I leave you with this, a portion of a (potential) PC backstory, between the PC and someone who will eventually become the guard captain who gives the party the quest. 

“Being at the front of the wagon, you could see the two orcs driving it. One looked back into the wagon, holding a crossbow at the ready. He was splattered with blood and seemed eager to spill more. The other orc looked different, quite like a human and there was something softer about his eyes. As he kept looking back at you and the others, even your young eyes could see the struggle going on in his soul.

As the wagon left the village, he let out a terrible howl and swung his axe clean through his fellow’s neck, showering you with blood. He turned and said “I can’t let you go through what my mother did. I’m going to save you all. Or we will die together! Hang on!” You were surprised you could understand him, then you realized he was speaking common.”

How many innocent people did he kill? How many fields burned? Plagues delivered? Atrocities committed? But, saving one child absolves him of his sins? Nah, I’m just fucking around. But, Tonal Mismatch much?

This entry was posted in 5e, Reviews. Bookmark the permalink.

11 Responses to (5e) Belmey

  1. squeen says:

    “Enthusiasm does not a good adventure make.”

    Another pearl of wisdom. I read. I learn. I revise. Just rewrote a section of my “unpublished” work that was over five years old. If there’s a mistake to be made—I’ve made it. I cringe now everytime (which if in the several dozens) that I read “This used to be…”.

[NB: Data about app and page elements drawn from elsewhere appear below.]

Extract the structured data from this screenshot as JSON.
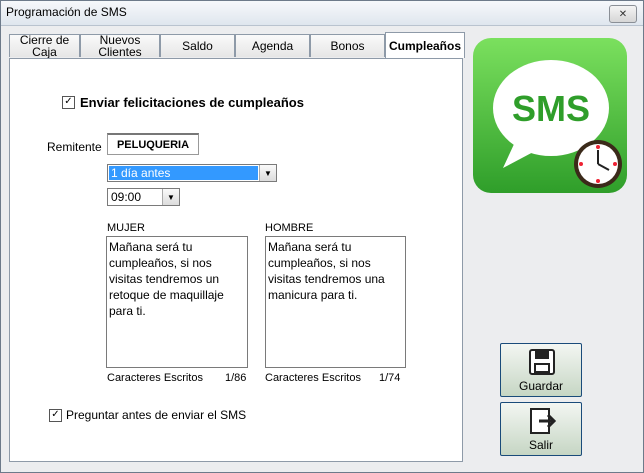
{
  "window": {
    "title": "Programación de SMS"
  },
  "tabs": [
    {
      "label": "Cierre de Caja"
    },
    {
      "label": "Nuevos\nClientes"
    },
    {
      "label": "Saldo"
    },
    {
      "label": "Agenda"
    },
    {
      "label": "Bonos"
    },
    {
      "label": "Cumpleaños",
      "active": true
    }
  ],
  "form": {
    "send_birthday": {
      "label": "Enviar felicitaciones de cumpleaños",
      "checked": true
    },
    "sender": {
      "label": "Remitente",
      "value": "PELUQUERIA"
    },
    "when_select": {
      "value": "1 día antes"
    },
    "time_select": {
      "value": "09:00"
    },
    "woman": {
      "label": "MUJER",
      "message": "Mañana será tu cumpleaños, si nos visitas tendremos un retoque de maquillaje para ti.",
      "counter_label": "Caracteres Escritos",
      "counter_value": "1/86"
    },
    "man": {
      "label": "HOMBRE",
      "message": "Mañana será tu cumpleaños, si nos visitas tendremos una manicura para ti.",
      "counter_label": "Caracteres Escritos",
      "counter_value": "1/74"
    },
    "ask_before": {
      "label": "Preguntar antes de enviar el SMS",
      "checked": true
    }
  },
  "logo": {
    "text": "SMS",
    "colors": {
      "bg": "#3fb13a",
      "bubble": "#ffffff",
      "text": "#2f9e2a"
    }
  },
  "buttons": {
    "save": {
      "label": "Guardar",
      "icon": "floppy-disk-icon"
    },
    "exit": {
      "label": "Salir",
      "icon": "exit-door-icon"
    }
  }
}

    Thanks for the guidance.

  2. Noah says:

    Smarmy tone marred by frequent typos and jargon

    2/5 would read again

  3. Dave says:

    “Ghoul miners dug this tunnel.” They’re still digging the far end, and will continue to do so until they’re interfered with. They cover X feet per day, if the party ever comes back and wants to see how far the tunnel goes.

    See now that would be a cool throwaway line. It’d be really nice if the designer put that in, but even if they don’t, if what they do put in is enough for me to riff off of then I can forgive “ghoul miners dug this tunnel.”

  4. Scott Anderson says:

    You ever write an adventure? I think I’d like to see a Bryce adventure.

  5. john gorkowski says:

    “My belief is that designers don’t know what a good adventure looks like, a good published adventure anyway. They are flooded with bad examples, from WOTC, from PAIZO, through the marketplaces.”

    True, most adventures read as if they were written not only by the author, but also FOR the author. In other words, the author does NOT understand the need to write for and to the referee and players. Instead, he/she writes for his/her own consumption, noting thoughts when they occurred rather than putting them down in a concise, well ordered way that facilitates reading and reference in real time, by someone else. So I appreciate what this blog does for design.

    Keep in mind, this problem is universal and not limited to adventure design. These same issues surface at work all the time. No matter how many Power Point classes we attend, people still give presentations by turning their backs to the audience and reading the way-too-dense slide verbatim. That’s a classic violation of “good” presentation skills that we witness all the time.

    So, I believe we can draw inspiration and improvement from the fundamentals of good presentations. In a sense, that’s what an adventure is – a presentation.

    • Bryce Lynch says:

      Good point. We generally like to assume that lawyers, doctors, cor-workers, etc all are competent … when in fact they are all just people muddling through.

  6. Anonymous says:

    The adventure is named “Belmey”, not “Belmay” as you have it. Should probably fix that so people can find it with your search.

  7. Robert says:

    I…I think I understand now! Bryce is such a mean reviewer because music critics like to savage Frankie Goes to Hollywood. “One-hit wonders who verged on being one-hype wonders. Frankie Goes to Hollywood was supposed to represent the arty upside to the Reagan era’s wretched excess; sadly, the only upside evident in the sprawling Welcome to the Pleasuredome was that Trevor Horn’s high-gloss production periodically overcame the group’s utter incompetence.” Ouch!

Leave a Reply